It was now the turn of the eldest to question me. “But didn’t she have to tackle the Maoists too?” The youngest could not have a revengeful laugh because the topic had already surpassed her comprehension. So I give them a simplified answer, “She gave orders and everything stopped. It was because the people trusted her.” They all sigh an “Oh!” But one of the older ones again asks, “How did she gain the trust of the people?” So I tell them that it all began in what is now the industrial town of Singur and how the then government’s land acquisition policy backfired because it belittled the opposition and used strong-arm tactics against the poor farmers. And Mamata led the agitation promising to return the land of the farmers if she was voted to power. Then again in Nandigram, which is now an agricultural hub, many people who were opposing the land-grabbing attempts of the government were killed by the ruling forces. And again the oppressed farmers found the champion of the poor beside them fighting for their cause.

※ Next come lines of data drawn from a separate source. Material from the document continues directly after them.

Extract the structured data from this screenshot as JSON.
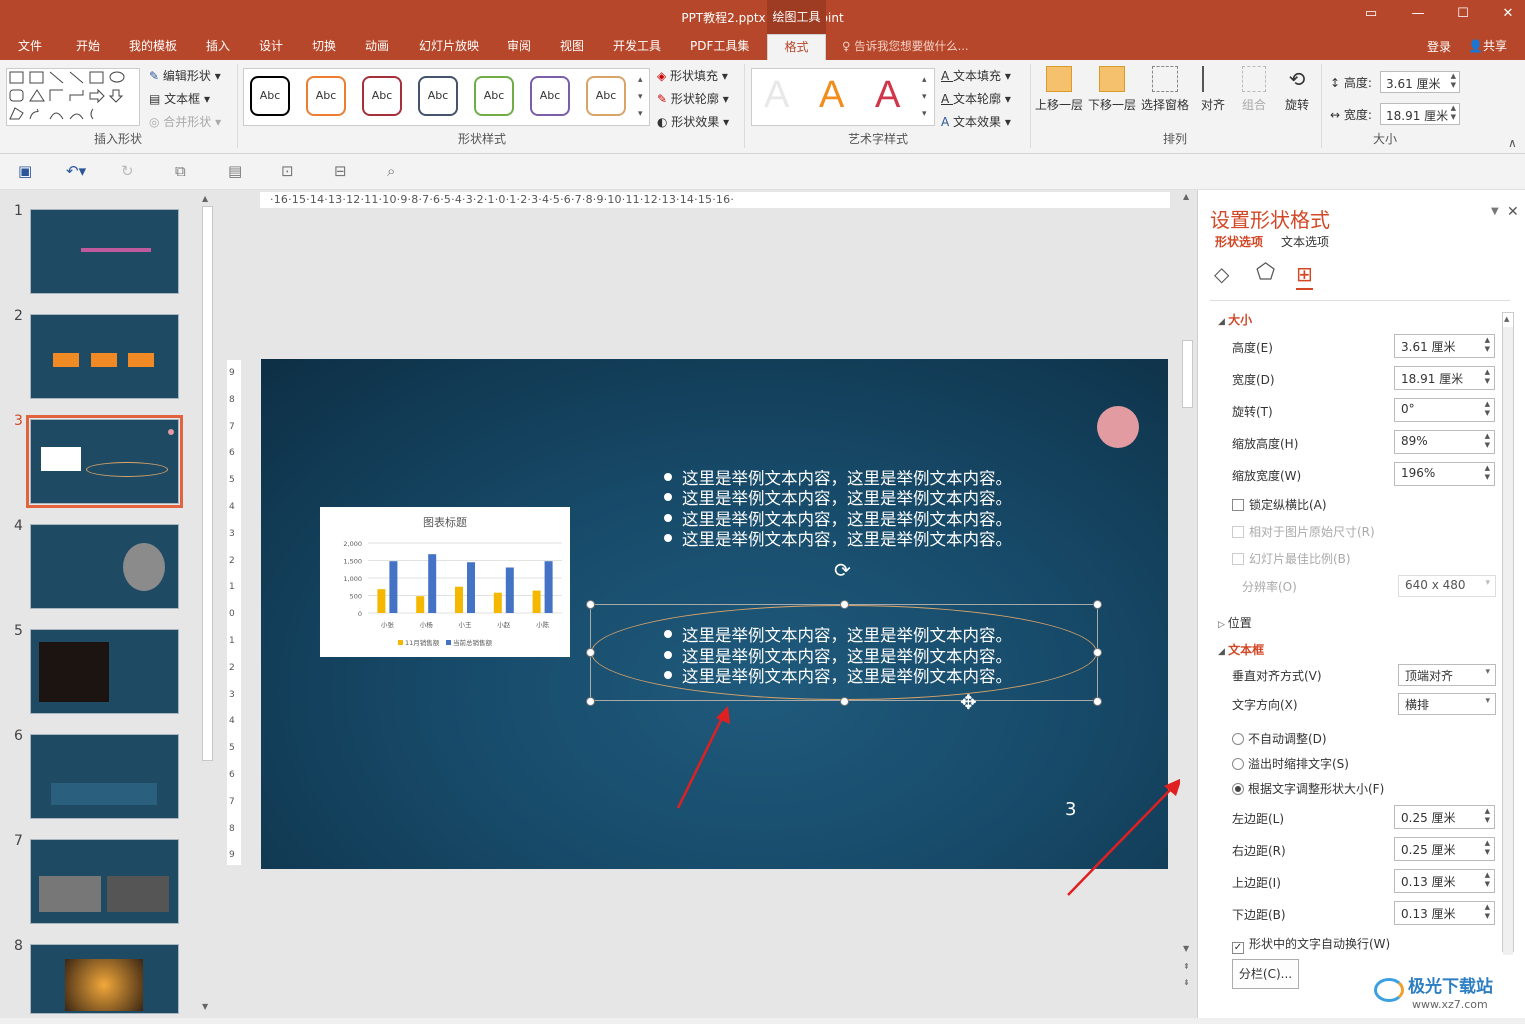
{
  "window": {
    "title": "PPT教程2.pptx - PowerPoint",
    "context_tab": "绘图工具",
    "controls": [
      "▭",
      "—",
      "☐",
      "✕"
    ]
  },
  "tabs": [
    "文件",
    "开始",
    "我的模板",
    "插入",
    "设计",
    "切换",
    "动画",
    "幻灯片放映",
    "审阅",
    "视图",
    "开发工具",
    "PDF工具集",
    "格式"
  ],
  "active_tab": "格式",
  "tell_me": "告诉我您想要做什么...",
  "account": {
    "login": "登录",
    "share": "共享"
  },
  "ribbon": {
    "insert_shapes": {
      "label": "插入形状",
      "edit_shape": "编辑形状",
      "text_box": "文本框",
      "merge_shapes": "合并形状"
    },
    "shape_styles": {
      "label": "形状样式",
      "sample": "Abc",
      "colors": [
        "#000000",
        "#ed7d31",
        "#a5303a",
        "#44546a",
        "#70ad47",
        "#7b5ea7",
        "#d9a46a"
      ],
      "fill": "形状填充",
      "outline": "形状轮廓",
      "effects": "形状效果"
    },
    "wordart": {
      "label": "艺术字样式",
      "text_fill": "文本填充",
      "text_outline": "文本轮廓",
      "text_effects": "文本效果"
    },
    "arrange": {
      "label": "排列",
      "bring_forward": "上移一层",
      "send_backward": "下移一层",
      "selection_pane": "选择窗格",
      "align": "对齐",
      "group": "组合",
      "rotate": "旋转"
    },
    "size": {
      "label": "大小",
      "height_label": "高度:",
      "height": "3.61 厘米",
      "width_label": "宽度:",
      "width": "18.91 厘米"
    }
  },
  "thumbnails": [
    "1",
    "2",
    "3",
    "4",
    "5",
    "6",
    "7",
    "8"
  ],
  "selected_slide": "3",
  "ruler": "·16·15·14·13·12·11·10·9·8·7·6·5·4·3·2·1·0·1·2·3·4·5·6·7·8·9·10·11·12·13·14·15·16·",
  "slide": {
    "bullets_top": [
      "这里是举例文本内容，这里是举例文本内容。",
      "这里是举例文本内容，这里是举例文本内容。",
      "这里是举例文本内容，这里是举例文本内容。",
      "这里是举例文本内容，这里是举例文本内容。"
    ],
    "bullets_ellipse": [
      "这里是举例文本内容，这里是举例文本内容。",
      "这里是举例文本内容，这里是举例文本内容。",
      "这里是举例文本内容，这里是举例文本内容。"
    ],
    "page_number": "3"
  },
  "chart_data": {
    "type": "bar",
    "title": "图表标题",
    "categories": [
      "小张",
      "小杨",
      "小王",
      "小赵",
      "小陈"
    ],
    "series": [
      {
        "name": "11月销售额",
        "color": "#f5b800",
        "values": [
          680,
          480,
          750,
          580,
          640
        ]
      },
      {
        "name": "当前总销售额",
        "color": "#4472c4",
        "values": [
          1480,
          1680,
          1450,
          1300,
          1480
        ]
      }
    ],
    "yticks": [
      "2,000",
      "1,500",
      "1,000",
      "500",
      "0"
    ],
    "ylim": [
      0,
      2000
    ]
  },
  "panel": {
    "title": "设置形状格式",
    "tab_shape": "形状选项",
    "tab_text": "文本选项",
    "section_size": "大小",
    "height_label": "高度(E)",
    "height": "3.61 厘米",
    "width_label": "宽度(D)",
    "width": "18.91 厘米",
    "rotation_label": "旋转(T)",
    "rotation": "0°",
    "scale_h_label": "缩放高度(H)",
    "scale_h": "89%",
    "scale_w_label": "缩放宽度(W)",
    "scale_w": "196%",
    "lock_ratio": "锁定纵横比(A)",
    "relative_orig": "相对于图片原始尺寸(R)",
    "best_scale": "幻灯片最佳比例(B)",
    "resolution_label": "分辨率(O)",
    "resolution": "640 x 480",
    "section_position": "位置",
    "section_textbox": "文本框",
    "valign_label": "垂直对齐方式(V)",
    "valign": "顶端对齐",
    "text_dir_label": "文字方向(X)",
    "text_dir": "横排",
    "no_autofit": "不自动调整(D)",
    "shrink_overflow": "溢出时缩排文字(S)",
    "resize_shape": "根据文字调整形状大小(F)",
    "left_margin_label": "左边距(L)",
    "left_margin": "0.25 厘米",
    "right_margin_label": "右边距(R)",
    "right_margin": "0.25 厘米",
    "top_margin_label": "上边距(I)",
    "top_margin": "0.13 厘米",
    "bottom_margin_label": "下边距(B)",
    "bottom_margin": "0.13 厘米",
    "wrap_text": "形状中的文字自动换行(W)",
    "columns_button": "分栏(C)..."
  },
  "watermark": "极光下载站 www.xz7.com"
}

This time the youngest, again finding courage, asks, “Were those responsible for killing the people punished?” I say, “Yes. In the summer of 2011 the man of hubris was inflicted a crushing defeat at the hands of the champion of the poor in the Assembly election.” The children are satisfied so I do not go on to tell them about the poor condition of the state health services or the problems of the state education system or the general state of lethargy and and corruption in the government or the regimented system of favouritism and victimisation by the ruling party prevalent in the state at that time. These children who are born in one of the leading states of India may not be able to appreciate the struggles of the likes of Kabir Suman and Bratya Basu to bring in the change. But these children when they grow up will tell their progeny the story of the triumph of the champion of the poor over the man of hubris that day long time back even before their parents were born. So I continue with my story of how hopes were fulfilled through the change brought in then.
My research article "Emotional and Sexual Wants in Diasporic Life as Depicted by Jhumpa Lahiri" has been published in the book Indo-English Fiction: New Perspectives, Ed. Arvind M. Nawale, Jaipur: Aadi Publishers, 2011, ISBN: 978-93-80902-39-5.
Read my review of Nishi Pulugurtha's Derozio: A Monograph in Muse India Issue 37.
Read my poem "Peace of Mind" at Best-Poems.net.